“They couldn’t have had any idea of the magnitude of these claims,” Cohen said.
The lawyer who won the case, Stewart, of Kansas City law firm Baker Sterchi, disagrees. He said he has a perfect 26-0 record in rails-to-trails cases around the country because the law is clear and has been since the 1990s.
“The Port and King County knew what they were getting into, or should have,” Stewart said. “If they had been upfront with everyone — that there were major easement issues to be dealt with — they probably could have saved themselves a ton of money.”
If nothing else, maybe we could have saved the $35 million fee the taxpayers are paying this lawyer.
As it is, the full 42-mile corridor has cost taxpayers $221 million to date — more than $5 million per mile. And no trail has been built yet. Plus the lawsuits are not over. Stewart said 50 more property owners along the line just filed. He also suggested if the government moves to run light rail on the easement portions of the line, that may constitute another new use (on the theory that passenger light rail with stations is different from a commercial railroad).
Cohen is also on the board of the national Rails-to-Trails Conservancy, a nonprofit dedicated to creating new trails. He said the settlement is troubling because of the price tag, but it doesn’t change that the public now has a national-caliber asset — the rights to a transportation corridor that would be impossible to get any other way.
“What’s the price you would put on the Burke-Gilman Trail today?” Cohen said. “It’s absolutely beloved. So even taking in the cost of this settlement, the Eastside corridor will still turn out to be a great deal for the public.”
That long view may turn out to be right. We often forget about the costs once we’re enjoying the benefits.
But in the years of public debate over what to do with this rail line, I don’t recall anyone in any official capacity even mentioning the ownership issues that just cost the taxpayers $140 million. When citizens did, they were dismissed as cranks or naysayers.
We need a much more transparent government than this. So at least we know what we’re getting ourselves into, before, as in this case, it’s too late.
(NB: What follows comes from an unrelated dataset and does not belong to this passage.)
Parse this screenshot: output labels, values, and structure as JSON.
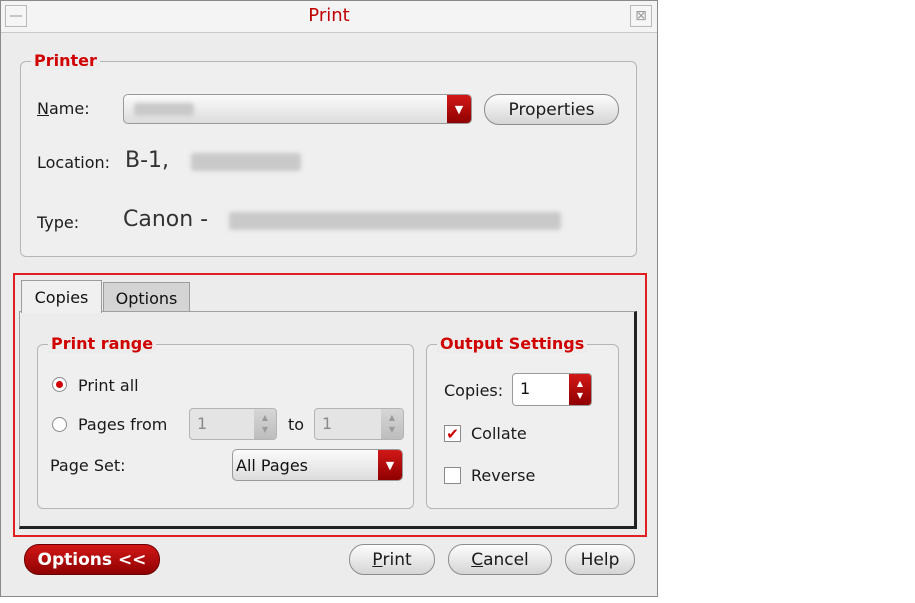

Danny Westneat’s column appears Wednesday and Sunday. Reach him at 206-464-2086 or firstname.lastname@example.org